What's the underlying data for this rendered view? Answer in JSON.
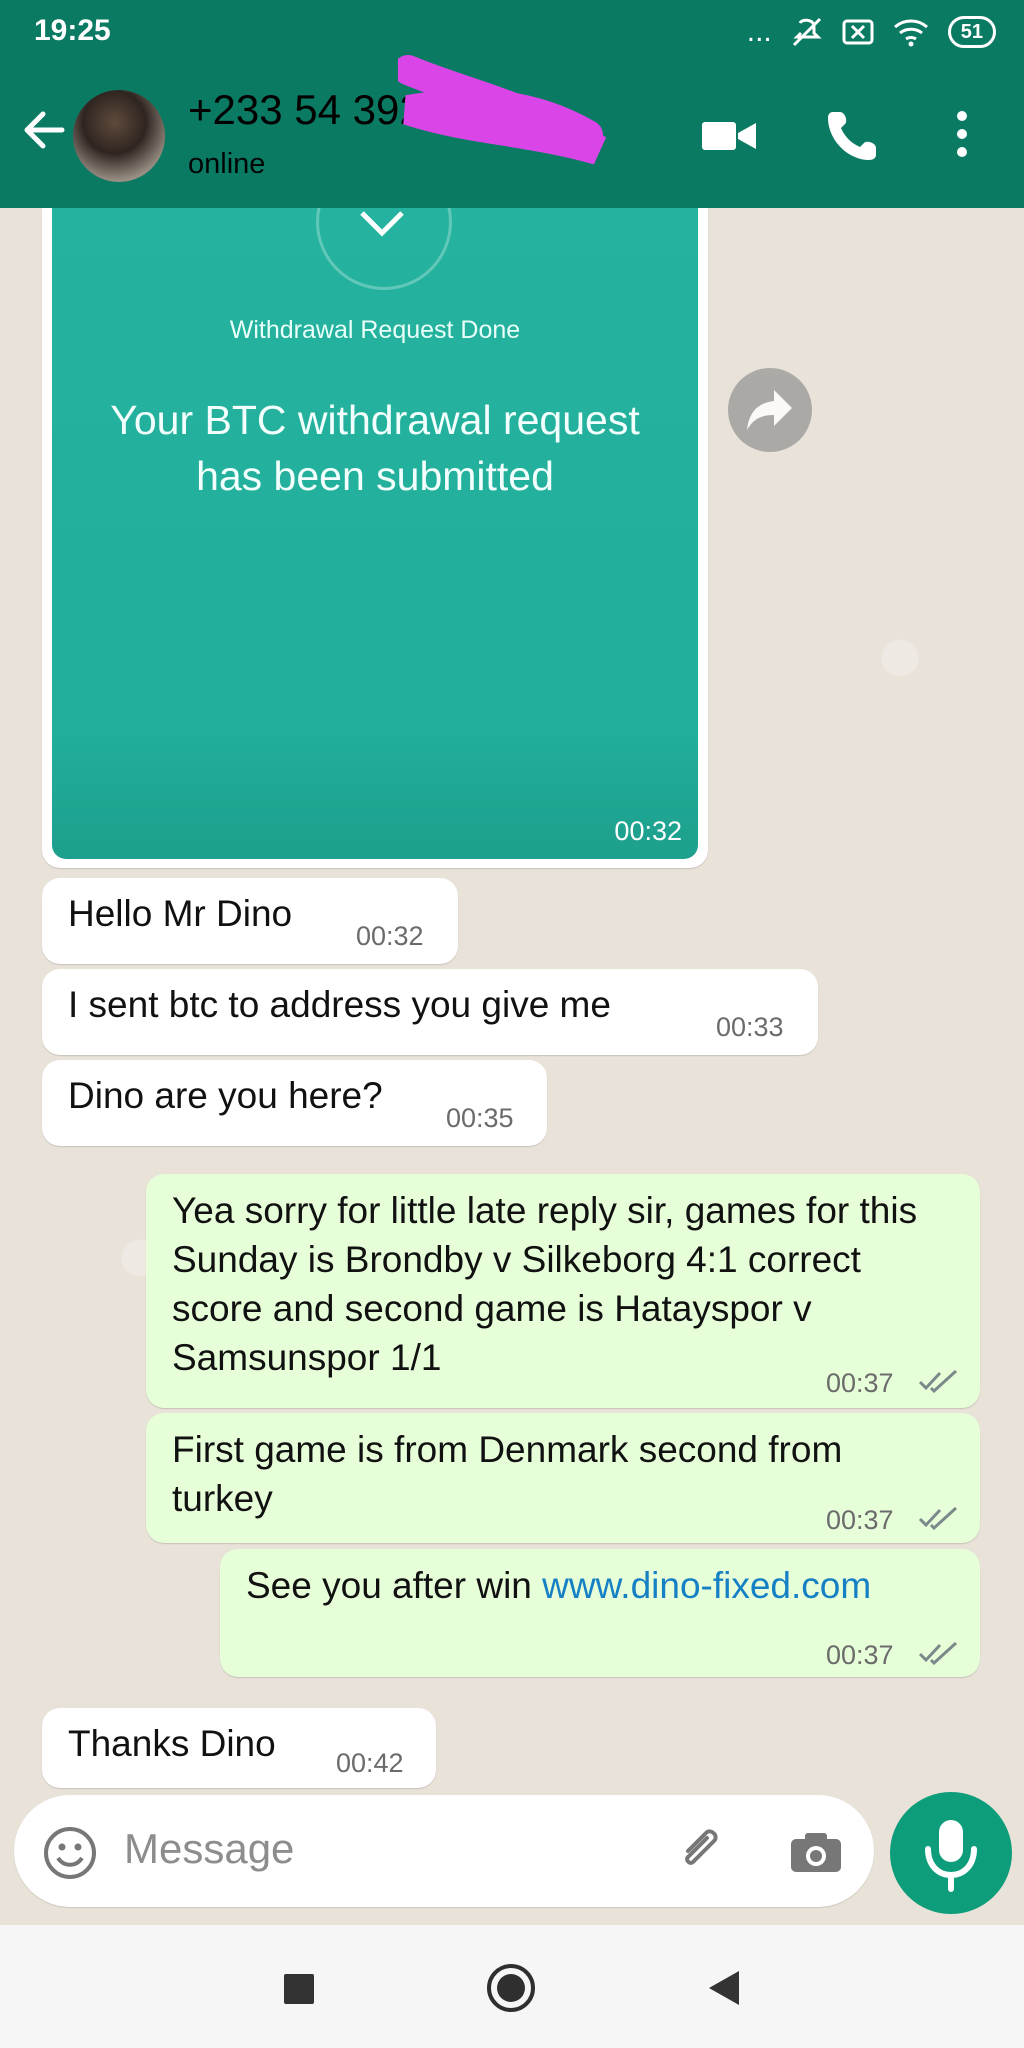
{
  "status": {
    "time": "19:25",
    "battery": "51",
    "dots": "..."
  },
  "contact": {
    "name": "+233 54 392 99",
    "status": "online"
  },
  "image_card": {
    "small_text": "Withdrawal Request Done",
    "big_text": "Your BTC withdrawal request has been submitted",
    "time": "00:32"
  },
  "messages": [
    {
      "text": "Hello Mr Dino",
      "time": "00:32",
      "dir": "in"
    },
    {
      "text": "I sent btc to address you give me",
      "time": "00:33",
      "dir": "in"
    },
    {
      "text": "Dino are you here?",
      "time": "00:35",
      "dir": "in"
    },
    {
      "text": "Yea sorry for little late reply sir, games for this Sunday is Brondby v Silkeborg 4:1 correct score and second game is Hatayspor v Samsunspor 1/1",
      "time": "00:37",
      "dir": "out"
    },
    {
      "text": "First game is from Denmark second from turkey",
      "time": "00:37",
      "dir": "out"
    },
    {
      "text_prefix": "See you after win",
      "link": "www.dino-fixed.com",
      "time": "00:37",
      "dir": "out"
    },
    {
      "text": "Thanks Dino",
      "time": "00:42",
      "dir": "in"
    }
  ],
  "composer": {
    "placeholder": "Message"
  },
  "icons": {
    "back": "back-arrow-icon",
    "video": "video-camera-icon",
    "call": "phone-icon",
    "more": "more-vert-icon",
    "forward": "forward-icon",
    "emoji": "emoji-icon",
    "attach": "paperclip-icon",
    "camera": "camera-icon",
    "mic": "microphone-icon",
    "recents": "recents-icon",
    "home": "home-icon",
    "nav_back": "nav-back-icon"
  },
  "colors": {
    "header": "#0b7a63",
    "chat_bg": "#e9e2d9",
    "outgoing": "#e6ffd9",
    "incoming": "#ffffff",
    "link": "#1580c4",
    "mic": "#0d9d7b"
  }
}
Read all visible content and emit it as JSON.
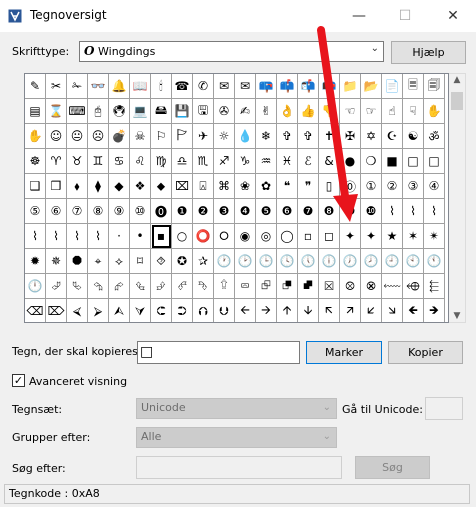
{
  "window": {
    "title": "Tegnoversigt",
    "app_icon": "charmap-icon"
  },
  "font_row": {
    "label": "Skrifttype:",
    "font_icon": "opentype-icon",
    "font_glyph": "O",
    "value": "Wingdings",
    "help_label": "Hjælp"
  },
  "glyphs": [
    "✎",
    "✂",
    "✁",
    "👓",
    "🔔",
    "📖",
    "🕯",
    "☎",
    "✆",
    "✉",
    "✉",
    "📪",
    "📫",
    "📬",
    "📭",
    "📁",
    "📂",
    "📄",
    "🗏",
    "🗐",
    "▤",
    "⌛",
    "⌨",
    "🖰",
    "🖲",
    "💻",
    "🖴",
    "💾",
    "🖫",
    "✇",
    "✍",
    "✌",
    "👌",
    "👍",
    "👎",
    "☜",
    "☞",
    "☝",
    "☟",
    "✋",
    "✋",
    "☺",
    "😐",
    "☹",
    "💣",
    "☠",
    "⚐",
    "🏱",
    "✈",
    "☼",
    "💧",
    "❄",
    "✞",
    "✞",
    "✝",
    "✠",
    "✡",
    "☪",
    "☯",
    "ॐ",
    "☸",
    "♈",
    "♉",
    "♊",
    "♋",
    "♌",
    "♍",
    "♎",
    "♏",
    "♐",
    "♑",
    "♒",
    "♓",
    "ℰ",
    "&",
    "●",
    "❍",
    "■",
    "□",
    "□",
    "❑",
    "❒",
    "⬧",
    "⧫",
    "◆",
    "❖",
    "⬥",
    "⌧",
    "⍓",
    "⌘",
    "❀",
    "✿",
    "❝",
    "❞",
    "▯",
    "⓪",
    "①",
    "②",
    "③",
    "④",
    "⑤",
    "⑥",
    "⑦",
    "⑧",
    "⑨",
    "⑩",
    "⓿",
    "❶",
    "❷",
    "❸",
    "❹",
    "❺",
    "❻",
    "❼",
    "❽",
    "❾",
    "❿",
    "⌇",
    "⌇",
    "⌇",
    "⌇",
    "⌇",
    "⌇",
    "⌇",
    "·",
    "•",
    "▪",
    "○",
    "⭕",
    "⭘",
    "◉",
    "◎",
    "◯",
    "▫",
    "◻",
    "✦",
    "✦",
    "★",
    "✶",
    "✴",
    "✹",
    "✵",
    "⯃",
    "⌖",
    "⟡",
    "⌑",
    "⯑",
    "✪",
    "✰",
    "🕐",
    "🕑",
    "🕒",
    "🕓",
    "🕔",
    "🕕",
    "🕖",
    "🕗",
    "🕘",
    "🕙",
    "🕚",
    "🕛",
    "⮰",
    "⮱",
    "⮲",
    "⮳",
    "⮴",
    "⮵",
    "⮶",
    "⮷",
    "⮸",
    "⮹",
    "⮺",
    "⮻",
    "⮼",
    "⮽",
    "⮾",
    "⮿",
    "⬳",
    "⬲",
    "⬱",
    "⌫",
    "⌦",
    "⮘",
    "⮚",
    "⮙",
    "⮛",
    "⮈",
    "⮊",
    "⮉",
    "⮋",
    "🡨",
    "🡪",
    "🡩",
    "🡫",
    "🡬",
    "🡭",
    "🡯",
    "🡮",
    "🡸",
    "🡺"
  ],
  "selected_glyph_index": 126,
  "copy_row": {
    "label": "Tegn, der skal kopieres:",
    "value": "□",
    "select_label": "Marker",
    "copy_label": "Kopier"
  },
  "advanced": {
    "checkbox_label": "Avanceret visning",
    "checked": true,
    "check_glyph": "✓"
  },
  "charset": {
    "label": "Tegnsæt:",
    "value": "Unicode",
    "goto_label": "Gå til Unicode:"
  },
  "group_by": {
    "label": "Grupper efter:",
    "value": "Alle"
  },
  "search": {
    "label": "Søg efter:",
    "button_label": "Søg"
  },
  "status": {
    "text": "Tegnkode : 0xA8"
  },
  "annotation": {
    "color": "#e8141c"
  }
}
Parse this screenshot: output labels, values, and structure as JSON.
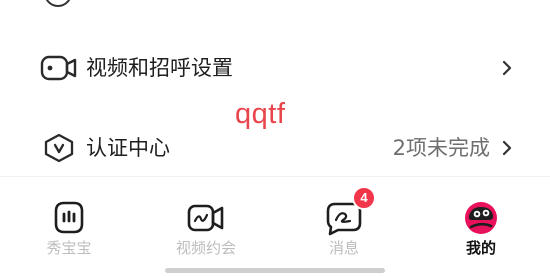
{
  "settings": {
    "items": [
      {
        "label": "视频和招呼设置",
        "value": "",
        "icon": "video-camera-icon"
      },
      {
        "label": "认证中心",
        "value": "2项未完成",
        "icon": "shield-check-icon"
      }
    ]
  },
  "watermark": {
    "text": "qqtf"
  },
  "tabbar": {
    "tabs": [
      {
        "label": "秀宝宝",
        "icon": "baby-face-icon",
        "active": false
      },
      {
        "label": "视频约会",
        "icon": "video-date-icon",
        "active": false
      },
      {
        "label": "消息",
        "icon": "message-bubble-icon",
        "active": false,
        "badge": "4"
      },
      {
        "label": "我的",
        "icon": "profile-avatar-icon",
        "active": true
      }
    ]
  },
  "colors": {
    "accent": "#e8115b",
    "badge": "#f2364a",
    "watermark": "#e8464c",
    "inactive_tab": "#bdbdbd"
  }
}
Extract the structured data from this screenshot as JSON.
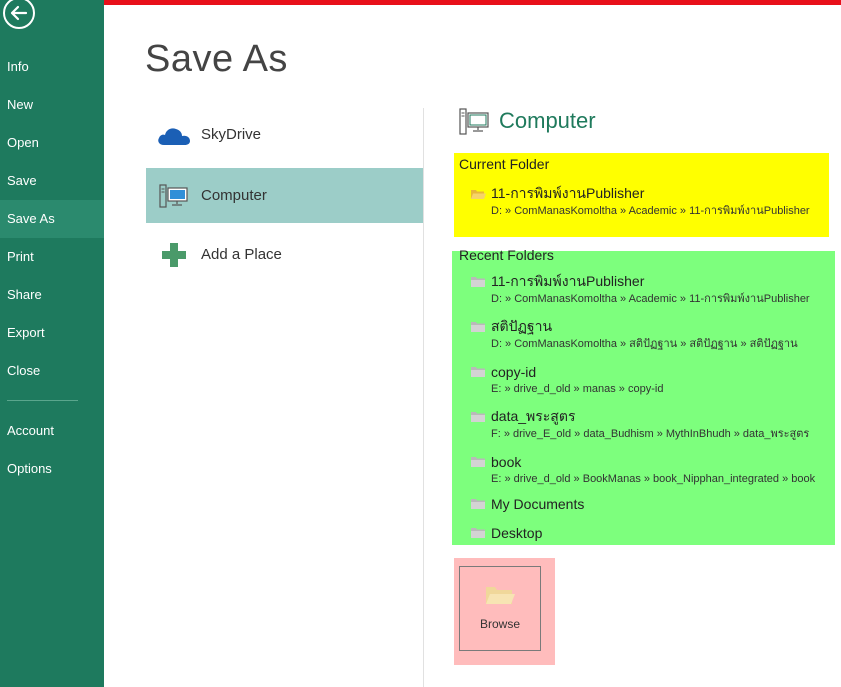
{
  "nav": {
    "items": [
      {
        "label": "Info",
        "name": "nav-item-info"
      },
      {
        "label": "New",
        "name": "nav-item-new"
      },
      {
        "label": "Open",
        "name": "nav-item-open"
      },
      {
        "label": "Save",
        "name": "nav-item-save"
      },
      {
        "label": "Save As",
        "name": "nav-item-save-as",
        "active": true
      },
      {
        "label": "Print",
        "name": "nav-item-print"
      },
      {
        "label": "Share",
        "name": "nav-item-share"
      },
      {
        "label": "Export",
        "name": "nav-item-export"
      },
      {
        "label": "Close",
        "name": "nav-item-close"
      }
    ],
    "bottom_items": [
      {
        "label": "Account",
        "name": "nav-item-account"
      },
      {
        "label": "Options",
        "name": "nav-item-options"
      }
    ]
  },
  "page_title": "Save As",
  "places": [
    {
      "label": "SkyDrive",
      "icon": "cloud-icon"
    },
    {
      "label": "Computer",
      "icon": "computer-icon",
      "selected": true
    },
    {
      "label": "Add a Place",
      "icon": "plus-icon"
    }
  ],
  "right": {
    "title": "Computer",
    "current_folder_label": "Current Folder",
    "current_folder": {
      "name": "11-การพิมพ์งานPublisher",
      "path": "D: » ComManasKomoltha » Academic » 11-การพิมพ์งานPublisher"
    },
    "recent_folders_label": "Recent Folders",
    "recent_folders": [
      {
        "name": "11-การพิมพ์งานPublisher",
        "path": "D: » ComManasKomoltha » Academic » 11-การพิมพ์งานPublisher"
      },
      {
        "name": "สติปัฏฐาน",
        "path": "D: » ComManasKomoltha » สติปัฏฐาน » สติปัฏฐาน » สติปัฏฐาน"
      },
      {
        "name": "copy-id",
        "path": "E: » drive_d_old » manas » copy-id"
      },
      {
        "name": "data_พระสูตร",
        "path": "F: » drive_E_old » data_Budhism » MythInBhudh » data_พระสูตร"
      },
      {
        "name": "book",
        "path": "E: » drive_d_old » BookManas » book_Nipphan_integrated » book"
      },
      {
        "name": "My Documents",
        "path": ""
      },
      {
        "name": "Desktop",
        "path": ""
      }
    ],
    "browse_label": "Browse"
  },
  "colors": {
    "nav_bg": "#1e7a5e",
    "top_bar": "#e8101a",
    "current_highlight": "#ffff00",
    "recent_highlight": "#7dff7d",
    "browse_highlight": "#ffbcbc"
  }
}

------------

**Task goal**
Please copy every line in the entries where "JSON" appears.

**Output below**
What's the underlying data for this rendered view? Answer in JSON.
Read all visible content and emit it as JSON.
Parse this screenshot: output labels, values, and structure as JSON.
Extract the structured data from this screenshot as JSON.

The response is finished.